As the first English-style landscape garden in mainland Europe, the 18th century Garden Kingdom of Dessau Wörlitz unites garden design and architecture in perfect harmony. Here you’ll find manor houses, more than 100 buildings of varying sizes and a range of sweeping parks and gardens, all spread over an area of 140 square kilometres on and around the banks of the rivers Elbe and Mulde.
The garden is predominantly the work of Leopold III, Duke of Anhalt Dessau (1740-1817). As an adherent of the Enlightenment, the Duke used the art of landscape gardening to give expression to political views.
Many of the structures and statues were also designed for the moral improvement of the observer. Between 1769 and 1773, mainland Europe’s first ever classical building, Wörlitz House, was built in the centre of Wörlitz Park.
In a period of over 40 years, other grand houses and parks were built in and around Dessau. These include Georgium Palace – in which the unmissable Anhalt Art Gallery can be found – Luisium Palace, Wörlitz Park and the wooded park on Sieglitzer Berg hill.
Kühnau Park represented the culmination of this phase in 1805. Over time, the older structures of Oranienbaum Palace and Mosigkau Palace were integrated into the overall scheme, so that this landscape in today’s Saxony-Anhalt resembles an open-air architecture museum covering the period from antiquity to the modern era. Numerous tree-lined avenues, dyke paths and sightlines link the individual gardens and parks.
A weekend stay in one of the many holiday homes here should give ample time to appreciate the perfection of this landscape. You can explore the Garden Kingdom at your leisure on foot or by bike and then maybe take in one of the many concerts held as part of the Garden Kingdom Summer from May to September.
The Garden Kingdom of Dessau-Wörlitz
UNESCO World Heritage since 2000
From the selection criteria

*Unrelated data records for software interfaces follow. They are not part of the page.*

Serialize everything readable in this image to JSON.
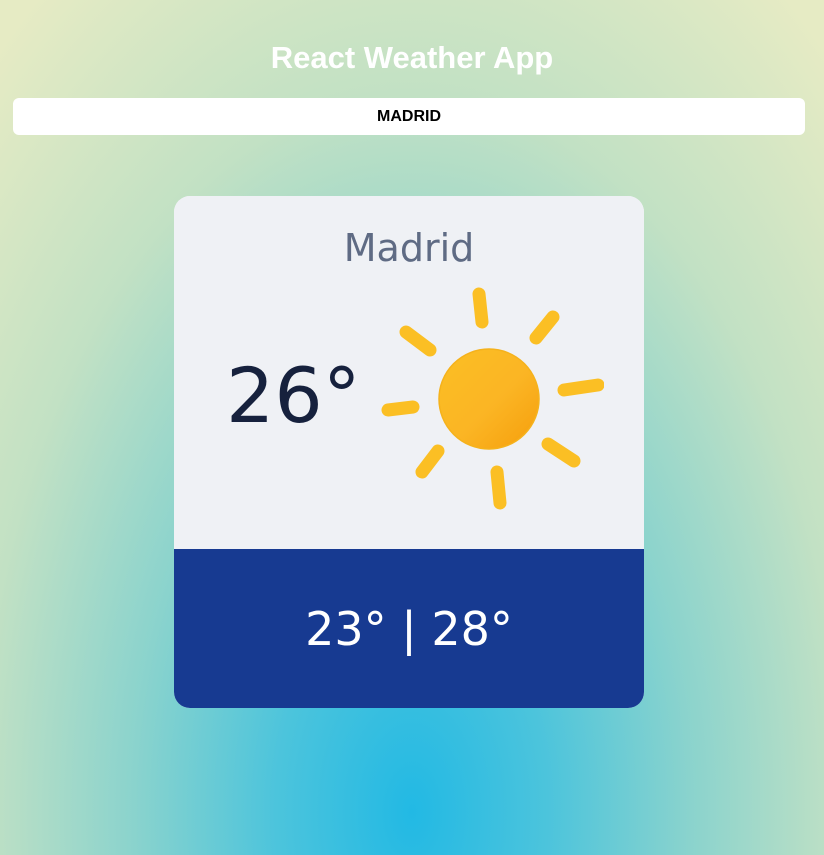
{
  "app": {
    "title": "React Weather App"
  },
  "search": {
    "value": "MADRID"
  },
  "weather": {
    "city": "Madrid",
    "current_temp": "26°",
    "condition_icon": "sun-icon",
    "temp_range": "23° | 28°"
  },
  "colors": {
    "card_top": "#eff1f5",
    "card_bottom": "#173a91",
    "sun": "#fbbf24"
  }
}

he Garden Kingdom of Dessau-Wörlitz is an outstanding example of the application of the philosophical principles of the Age of the Enlightenment to the
design of a landscape that integrates art, education and economy in a harmonious whole.